Items listed in a dataset
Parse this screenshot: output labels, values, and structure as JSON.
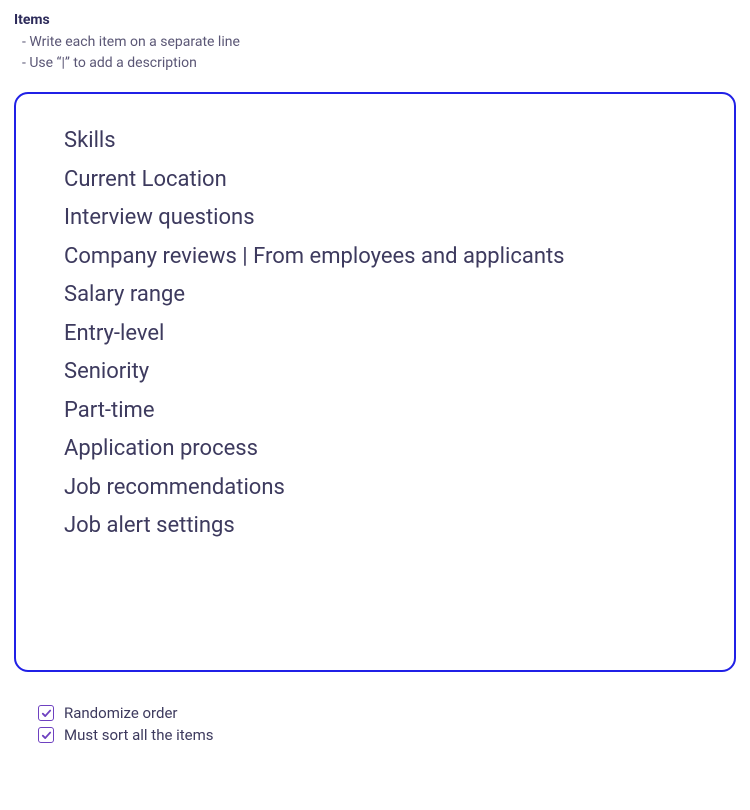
{
  "section": {
    "title": "Items",
    "hints": [
      "Write each item on a separate line",
      "Use “|” to add a description"
    ]
  },
  "items_text": "Skills\nCurrent Location\nInterview questions\nCompany reviews | From employees and applicants\nSalary range\nEntry-level\nSeniority\nPart-time\nApplication process\nJob recommendations\nJob alert settings",
  "options": {
    "randomize": {
      "label": "Randomize order",
      "checked": true
    },
    "must_sort": {
      "label": "Must sort all the items",
      "checked": true
    }
  }
}
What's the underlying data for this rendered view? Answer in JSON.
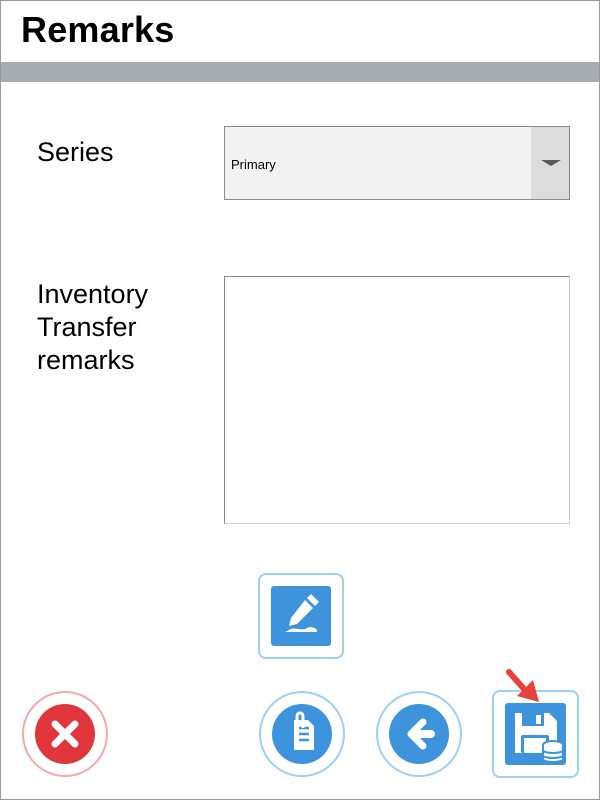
{
  "header": {
    "title": "Remarks"
  },
  "form": {
    "series_label": "Series",
    "series_value": "Primary",
    "remarks_label_line1": "Inventory",
    "remarks_label_line2": "Transfer",
    "remarks_label_line3": "remarks",
    "remarks_value": ""
  },
  "icons": {
    "sign": "pen-signature-icon",
    "cancel": "close-icon",
    "attach": "attachment-document-icon",
    "back": "arrow-left-icon",
    "save": "floppy-database-icon",
    "pointer": "red-arrow-pointer-icon"
  },
  "colors": {
    "accent_blue": "#3d93dc",
    "accent_red": "#e0353b",
    "title_bar": "#a7adb2",
    "pointer_red": "#e8413c"
  }
}
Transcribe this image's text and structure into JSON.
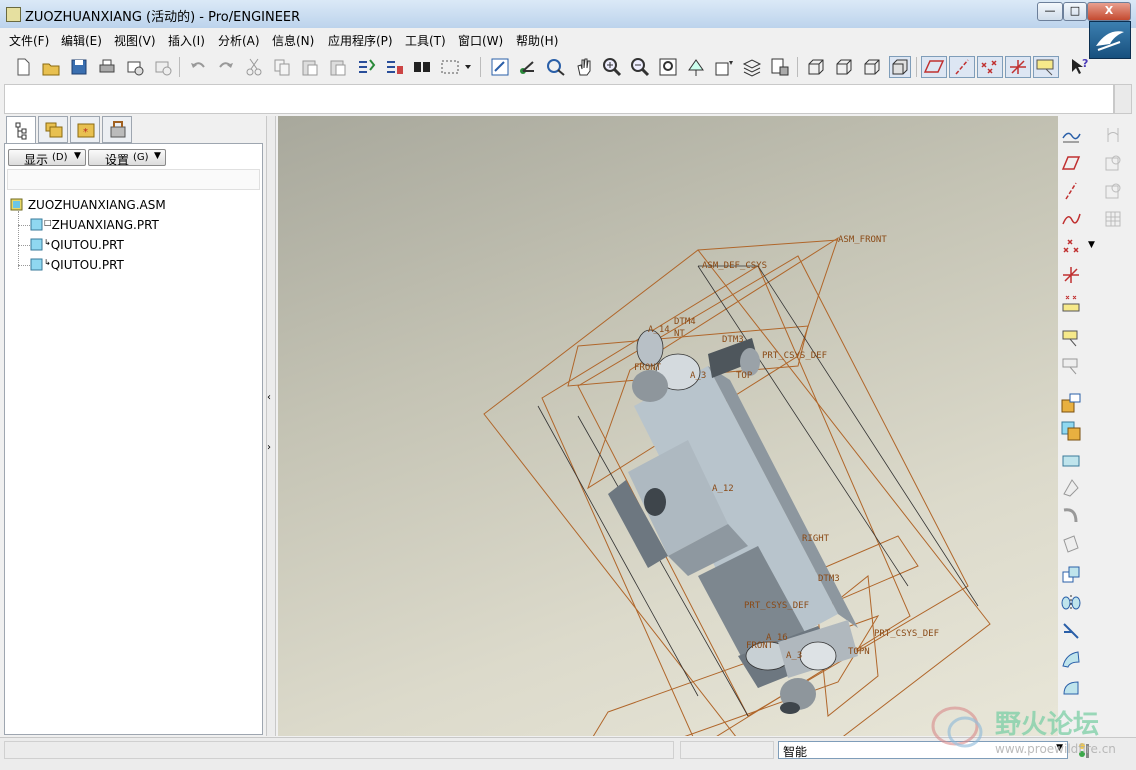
{
  "window": {
    "title": "ZUOZHUANXIANG (活动的) - Pro/ENGINEER",
    "minimize": "—",
    "maximize": "□",
    "close": "X"
  },
  "menu": [
    "文件(F)",
    "编辑(E)",
    "视图(V)",
    "插入(I)",
    "分析(A)",
    "信息(N)",
    "应用程序(P)",
    "工具(T)",
    "窗口(W)",
    "帮助(H)"
  ],
  "panel": {
    "show_button": "显示",
    "show_key": "(D)",
    "settings_button": "设置",
    "settings_key": "(G)"
  },
  "tree": {
    "root": "ZUOZHUANXIANG.ASM",
    "children": [
      "ZHUANXIANG.PRT",
      "QIUTOU.PRT",
      "QIUTOU.PRT"
    ]
  },
  "viewport": {
    "labels": {
      "asm_front": "ASM_FRONT",
      "asm_def_csys": "ASM_DEF_CSYS",
      "dtm4": "DTM4",
      "a_14": "A_14",
      "nt": "NT",
      "dtm3_top": "DTM3",
      "prt_csys_top": "PRT_CSYS_DEF",
      "front_top": "FRONT",
      "a_3_top": "A_3",
      "top_top": "TOP",
      "a_12": "A_12",
      "right": "RIGHT",
      "dtm3_bottom": "DTM3",
      "prt_csys_mid": "PRT_CSYS_DEF",
      "a_16": "A_16",
      "prt_csys_bottom": "PRT_CSYS_DEF",
      "front_bottom": "FRONT",
      "a_3_bottom": "A_3",
      "top_bottom": "TOPN"
    }
  },
  "status": {
    "filter": "智能"
  },
  "watermark": {
    "text": "野火论坛",
    "url": "www.proewildfire.cn"
  },
  "colors": {
    "datum": "#b0662a",
    "part_light": "#b8c4cc",
    "part_dark": "#6d7780"
  }
}
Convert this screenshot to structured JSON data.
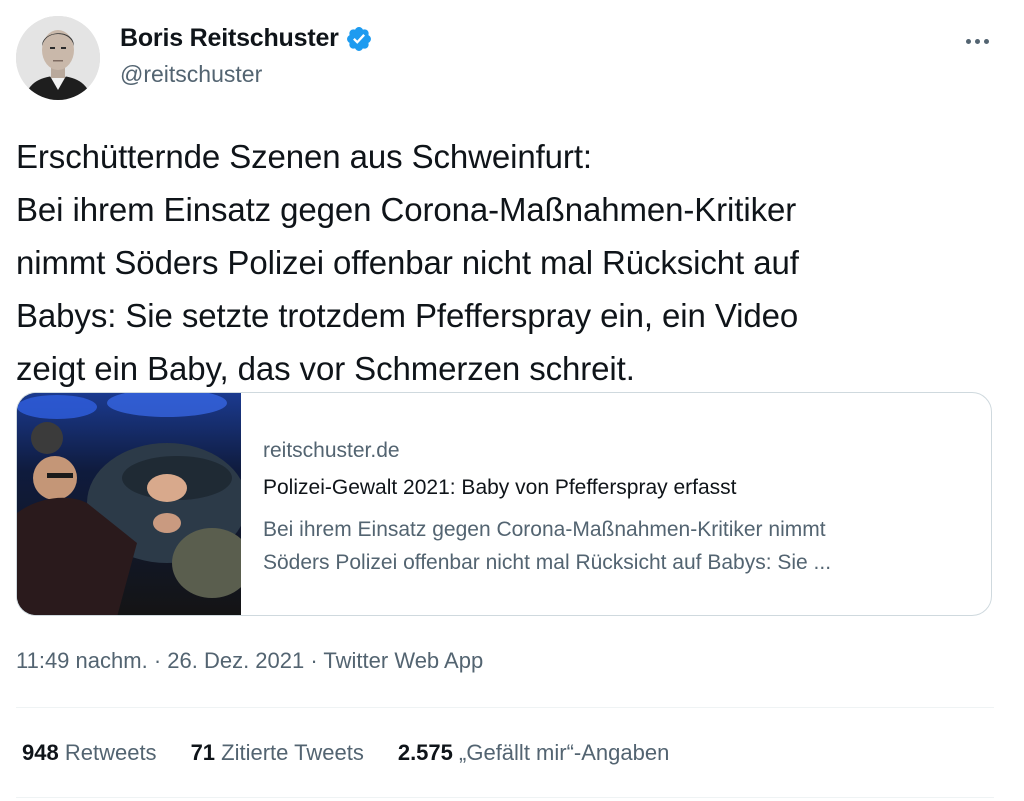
{
  "author": {
    "display_name": "Boris Reitschuster",
    "handle": "@reitschuster",
    "verified": true,
    "verified_color": "#1d9bf0",
    "avatar_icon": "profile-photo"
  },
  "tweet": {
    "lines": [
      "Erschütternde Szenen aus Schweinfurt:",
      "Bei ihrem Einsatz gegen Corona-Maßnahmen-Kritiker",
      "nimmt Söders Polizei offenbar nicht mal Rücksicht auf",
      "Babys: Sie setzte trotzdem Pfefferspray ein, ein Video",
      "zeigt ein Baby, das vor Schmerzen schreit."
    ]
  },
  "card": {
    "domain": "reitschuster.de",
    "title": "Polizei-Gewalt 2021: Baby von Pfefferspray erfasst",
    "description_lines": [
      "Bei ihrem Einsatz gegen Corona-Maßnahmen-Kritiker nimmt",
      "Söders Polizei offenbar nicht mal Rücksicht auf Babys: Sie ..."
    ]
  },
  "meta": {
    "time": "11:49 nachm.",
    "separator": "·",
    "date": "26. Dez. 2021",
    "source": "Twitter Web App"
  },
  "stats": {
    "retweets_count": "948",
    "retweets_label": "Retweets",
    "quotes_count": "71",
    "quotes_label": "Zitierte Tweets",
    "likes_count": "2.575",
    "likes_label": "„Gefällt mir“-Angaben"
  },
  "colors": {
    "text_primary": "#0f1419",
    "text_secondary": "#536471",
    "border": "#cfd9de",
    "divider": "#eff3f4"
  }
}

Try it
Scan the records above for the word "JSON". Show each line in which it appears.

Exercise solution
Parse this screenshot: output labels, values, and structure as JSON.
What's the underlying data for this rendered view? Answer in JSON.
Transcribe this image's text and structure into JSON.
Convert this screenshot to structured JSON data.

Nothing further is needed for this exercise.